by Mary Ann and Sam
Did you know there was a man in biblical times who took his wife’s family name? In Nehemiah 7:63, a man is mentioned named Barzillai, who had married a woman who was a descendant of Barzillai of Gilead and had taken her family name. He changed his name to hers! When a friend first mentioned this, I thought she was kidding. Isn’t it practically biblical for a woman to take her husband’s name when she gets married? The answer, surprisingly, is no!! It’s western tradition, but it’s not biblical.
When we first got married, Sam and I really wrestled with the name change (some of you may remember that I blogged about it). We wanted to be able to represent the uniqueness and individuality which God gave to us both while also representing the oneness. But how could we represent both of our identities, both of our ethnicities and both of our backgrounds? He didn’t want me to give up my name. I didn’t want him to give up his name. But practically speaking, it seemed much better to have the same last name.
In our marriage, there is mutual submission because we believe in Biblical equality (Eph 5:21). Each spouse has equal footing in all aspects of marriage. We have equal value and equal input in everything. When one of us sees a need, that one fills it. If dishes need to be washed and Mary Ann is tied up, I’ll do them, and vice versa. (Most of the time, we do it together because we love spending that time together.) The same goes for laundry, cooking, cleaning, shopping — everything. We make all decisions together, big or small. If we’re stuck at an impasse, we’ll talk it through until we’re at mutual agreement. I have no desire or need for veto power (which by the way, I think that “veto power” is a terrible idea if you want harmony in your relationship). I am no better, smarter, privileged, or more valuable than she is, nor she than I. God made us equally in His image, and we are both intrinsically valued.

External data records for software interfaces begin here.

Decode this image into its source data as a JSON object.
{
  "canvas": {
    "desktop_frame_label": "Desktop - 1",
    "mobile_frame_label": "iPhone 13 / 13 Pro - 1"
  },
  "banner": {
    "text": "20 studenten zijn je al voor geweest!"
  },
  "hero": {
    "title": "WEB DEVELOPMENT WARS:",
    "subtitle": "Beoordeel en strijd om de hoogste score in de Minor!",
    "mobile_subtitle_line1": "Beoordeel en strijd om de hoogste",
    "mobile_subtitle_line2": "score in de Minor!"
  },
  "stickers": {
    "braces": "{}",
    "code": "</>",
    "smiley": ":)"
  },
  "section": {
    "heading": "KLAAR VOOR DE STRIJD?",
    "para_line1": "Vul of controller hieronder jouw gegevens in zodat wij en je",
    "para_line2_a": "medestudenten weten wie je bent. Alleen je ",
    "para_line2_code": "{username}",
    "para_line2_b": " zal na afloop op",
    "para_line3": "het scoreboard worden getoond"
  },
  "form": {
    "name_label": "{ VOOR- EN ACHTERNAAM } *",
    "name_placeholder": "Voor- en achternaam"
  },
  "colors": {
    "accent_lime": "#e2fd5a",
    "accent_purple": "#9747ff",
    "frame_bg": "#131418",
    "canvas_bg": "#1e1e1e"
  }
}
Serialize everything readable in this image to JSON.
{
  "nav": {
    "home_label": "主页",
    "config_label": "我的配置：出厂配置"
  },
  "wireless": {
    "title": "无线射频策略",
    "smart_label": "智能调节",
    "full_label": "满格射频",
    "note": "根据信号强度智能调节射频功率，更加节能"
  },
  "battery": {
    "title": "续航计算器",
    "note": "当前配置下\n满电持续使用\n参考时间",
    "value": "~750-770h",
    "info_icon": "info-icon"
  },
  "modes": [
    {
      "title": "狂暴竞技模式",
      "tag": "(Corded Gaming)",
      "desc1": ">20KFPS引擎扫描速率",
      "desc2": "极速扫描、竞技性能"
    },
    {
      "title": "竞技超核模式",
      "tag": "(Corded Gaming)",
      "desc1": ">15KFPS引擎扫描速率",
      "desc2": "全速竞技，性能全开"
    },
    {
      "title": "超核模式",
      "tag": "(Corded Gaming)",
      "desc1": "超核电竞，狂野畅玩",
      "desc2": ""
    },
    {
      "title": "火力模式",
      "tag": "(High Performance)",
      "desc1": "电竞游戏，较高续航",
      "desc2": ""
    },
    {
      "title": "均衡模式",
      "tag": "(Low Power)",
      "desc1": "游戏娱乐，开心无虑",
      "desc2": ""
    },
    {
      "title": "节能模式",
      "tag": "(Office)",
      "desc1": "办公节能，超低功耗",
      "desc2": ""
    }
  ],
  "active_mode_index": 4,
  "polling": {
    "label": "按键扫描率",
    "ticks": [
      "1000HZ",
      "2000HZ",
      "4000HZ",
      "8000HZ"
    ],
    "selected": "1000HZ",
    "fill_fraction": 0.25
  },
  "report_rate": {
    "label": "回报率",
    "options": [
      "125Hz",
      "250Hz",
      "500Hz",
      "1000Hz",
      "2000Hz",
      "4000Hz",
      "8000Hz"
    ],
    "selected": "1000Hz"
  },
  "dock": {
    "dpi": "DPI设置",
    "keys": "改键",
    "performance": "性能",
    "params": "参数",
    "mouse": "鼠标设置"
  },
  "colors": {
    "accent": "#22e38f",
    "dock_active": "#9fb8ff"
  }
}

So because we are equals, when it came to deciding what to do about our last name, I had to humbly ask myself who was I to say that Mary Ann had to drop her last name and take mine? It’s the same effect as asking of myself, would I be willing to drop my last name and take hers? That thought didn’t sit well with me when I thought about it initially, because it made me realize how drastic of a change it is to lose your last name. The dilemma we faced was, whose name would be dropped? We eventually realized that there was a way to not have to drop either last name but, rather, to include them both.
Most people (Christians, mainly) don’t really think twice about having the woman change her name. And if Sam was a lesser man, he might have set his manhood on a need to brand me with his name. However, his determination in our having an “inclusive name” (he coined that phrase) despite the challenges and difficulties of changing his name (with the California legal system) and whatever flak he may incur from traditionalists has augmented my admiration of him as a man. Through this journey, I have learned that he is unflappable in his purpose when he is certain about a course of action, he is confident in who he is as one who answers only to God and not anyone else, and he is secure in his manhood. He has made me adore him even more so than ever, and I am so proud to share a name with him.
A few weeks ago, he and I both officially changed our name. We both added the other’s surname to our own to make an inclusive name (someone else would call it ‘hyphenated’).
We decided on her surname first and then mine because it has a nice ring to it. I like it. Not only does it represent both of our identities, but it also represents our new family — a product of diversity and a blending of two cultures.